- **Your task**:
Leaving out all images, return the entries below exactly.

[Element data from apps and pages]
⁂

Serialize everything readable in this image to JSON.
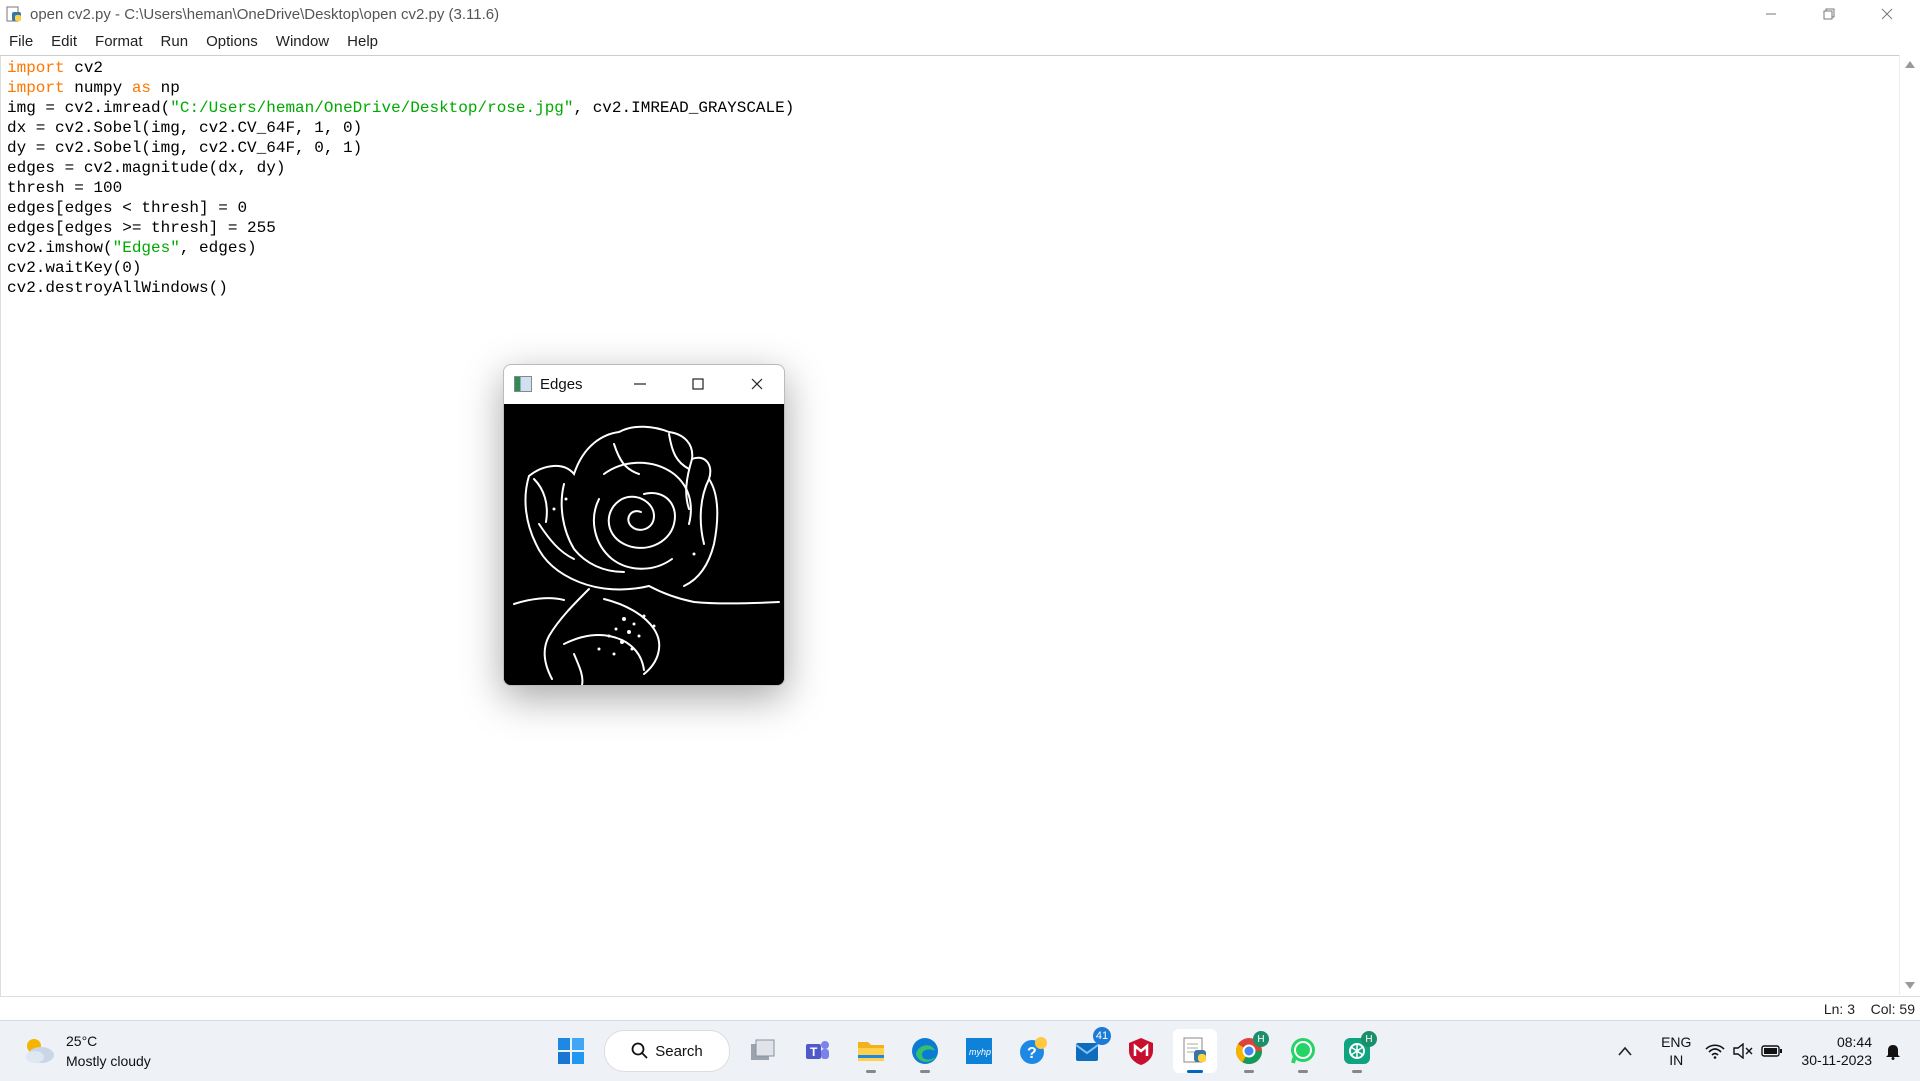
{
  "window": {
    "title": "open cv2.py - C:\\Users\\heman\\OneDrive\\Desktop\\open cv2.py (3.11.6)",
    "minimize_icon": "minimize-icon",
    "restore_icon": "restore-icon",
    "close_icon": "close-icon"
  },
  "menu": {
    "items": [
      "File",
      "Edit",
      "Format",
      "Run",
      "Options",
      "Window",
      "Help"
    ]
  },
  "code": {
    "lines": [
      {
        "parts": [
          {
            "t": "import",
            "c": "kw"
          },
          {
            "t": " cv2"
          }
        ]
      },
      {
        "parts": [
          {
            "t": "import",
            "c": "kw"
          },
          {
            "t": " numpy "
          },
          {
            "t": "as",
            "c": "kw"
          },
          {
            "t": " np"
          }
        ]
      },
      {
        "parts": [
          {
            "t": "img = cv2.imread("
          },
          {
            "t": "\"C:/Users/heman/OneDrive/Desktop/rose.jpg\"",
            "c": "str"
          },
          {
            "t": ", cv2.IMREAD_GRAYSCALE)"
          }
        ]
      },
      {
        "parts": [
          {
            "t": "dx = cv2.Sobel(img, cv2.CV_64F, 1, 0)"
          }
        ]
      },
      {
        "parts": [
          {
            "t": "dy = cv2.Sobel(img, cv2.CV_64F, 0, 1)"
          }
        ]
      },
      {
        "parts": [
          {
            "t": "edges = cv2.magnitude(dx, dy)"
          }
        ]
      },
      {
        "parts": [
          {
            "t": "thresh = 100"
          }
        ]
      },
      {
        "parts": [
          {
            "t": "edges[edges < thresh] = 0"
          }
        ]
      },
      {
        "parts": [
          {
            "t": "edges[edges >= thresh] = 255"
          }
        ]
      },
      {
        "parts": [
          {
            "t": "cv2.imshow("
          },
          {
            "t": "\"Edges\"",
            "c": "str"
          },
          {
            "t": ", edges)"
          }
        ]
      },
      {
        "parts": [
          {
            "t": "cv2.waitKey(0)"
          }
        ]
      },
      {
        "parts": [
          {
            "t": "cv2.destroyAllWindows()"
          }
        ]
      }
    ]
  },
  "status": {
    "ln": "Ln: 3",
    "col": "Col: 59"
  },
  "edges_window": {
    "title": "Edges"
  },
  "taskbar": {
    "weather_temp": "25°C",
    "weather_desc": "Mostly cloudy",
    "search_label": "Search",
    "outlook_badge": "41",
    "chrome_badge": "H",
    "chatgpt_badge": "H",
    "lang_top": "ENG",
    "lang_bottom": "IN",
    "time": "08:44",
    "date": "30-11-2023"
  },
  "colors": {
    "keyword": "#ff7700",
    "string": "#00aa00",
    "accent": "#0067c0"
  }
}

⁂

- **Answer space**:
Serialize everything readable in this image to JSON.
{
  "window": {
    "title": "open cv2.py - C:\\Users\\heman\\OneDrive\\Desktop\\open cv2.py (3.11.6)",
    "minimize_icon": "minimize-icon",
    "restore_icon": "restore-icon",
    "close_icon": "close-icon"
  },
  "menu": {
    "items": [
      "File",
      "Edit",
      "Format",
      "Run",
      "Options",
      "Window",
      "Help"
    ]
  },
  "code": {
    "lines": [
      {
        "parts": [
          {
            "t": "import",
            "c": "kw"
          },
          {
            "t": " cv2"
          }
        ]
      },
      {
        "parts": [
          {
            "t": "import",
            "c": "kw"
          },
          {
            "t": " numpy "
          },
          {
            "t": "as",
            "c": "kw"
          },
          {
            "t": " np"
          }
        ]
      },
      {
        "parts": [
          {
            "t": "img = cv2.imread("
          },
          {
            "t": "\"C:/Users/heman/OneDrive/Desktop/rose.jpg\"",
            "c": "str"
          },
          {
            "t": ", cv2.IMREAD_GRAYSCALE)"
          }
        ]
      },
      {
        "parts": [
          {
            "t": "dx = cv2.Sobel(img, cv2.CV_64F, 1, 0)"
          }
        ]
      },
      {
        "parts": [
          {
            "t": "dy = cv2.Sobel(img, cv2.CV_64F, 0, 1)"
          }
        ]
      },
      {
        "parts": [
          {
            "t": "edges = cv2.magnitude(dx, dy)"
          }
        ]
      },
      {
        "parts": [
          {
            "t": "thresh = 100"
          }
        ]
      },
      {
        "parts": [
          {
            "t": "edges[edges < thresh] = 0"
          }
        ]
      },
      {
        "parts": [
          {
            "t": "edges[edges >= thresh] = 255"
          }
        ]
      },
      {
        "parts": [
          {
            "t": "cv2.imshow("
          },
          {
            "t": "\"Edges\"",
            "c": "str"
          },
          {
            "t": ", edges)"
          }
        ]
      },
      {
        "parts": [
          {
            "t": "cv2.waitKey(0)"
          }
        ]
      },
      {
        "parts": [
          {
            "t": "cv2.destroyAllWindows()"
          }
        ]
      }
    ]
  },
  "status": {
    "ln": "Ln: 3",
    "col": "Col: 59"
  },
  "edges_window": {
    "title": "Edges"
  },
  "taskbar": {
    "weather_temp": "25°C",
    "weather_desc": "Mostly cloudy",
    "search_label": "Search",
    "outlook_badge": "41",
    "chrome_badge": "H",
    "chatgpt_badge": "H",
    "lang_top": "ENG",
    "lang_bottom": "IN",
    "time": "08:44",
    "date": "30-11-2023"
  },
  "colors": {
    "keyword": "#ff7700",
    "string": "#00aa00",
    "accent": "#0067c0"
  }
}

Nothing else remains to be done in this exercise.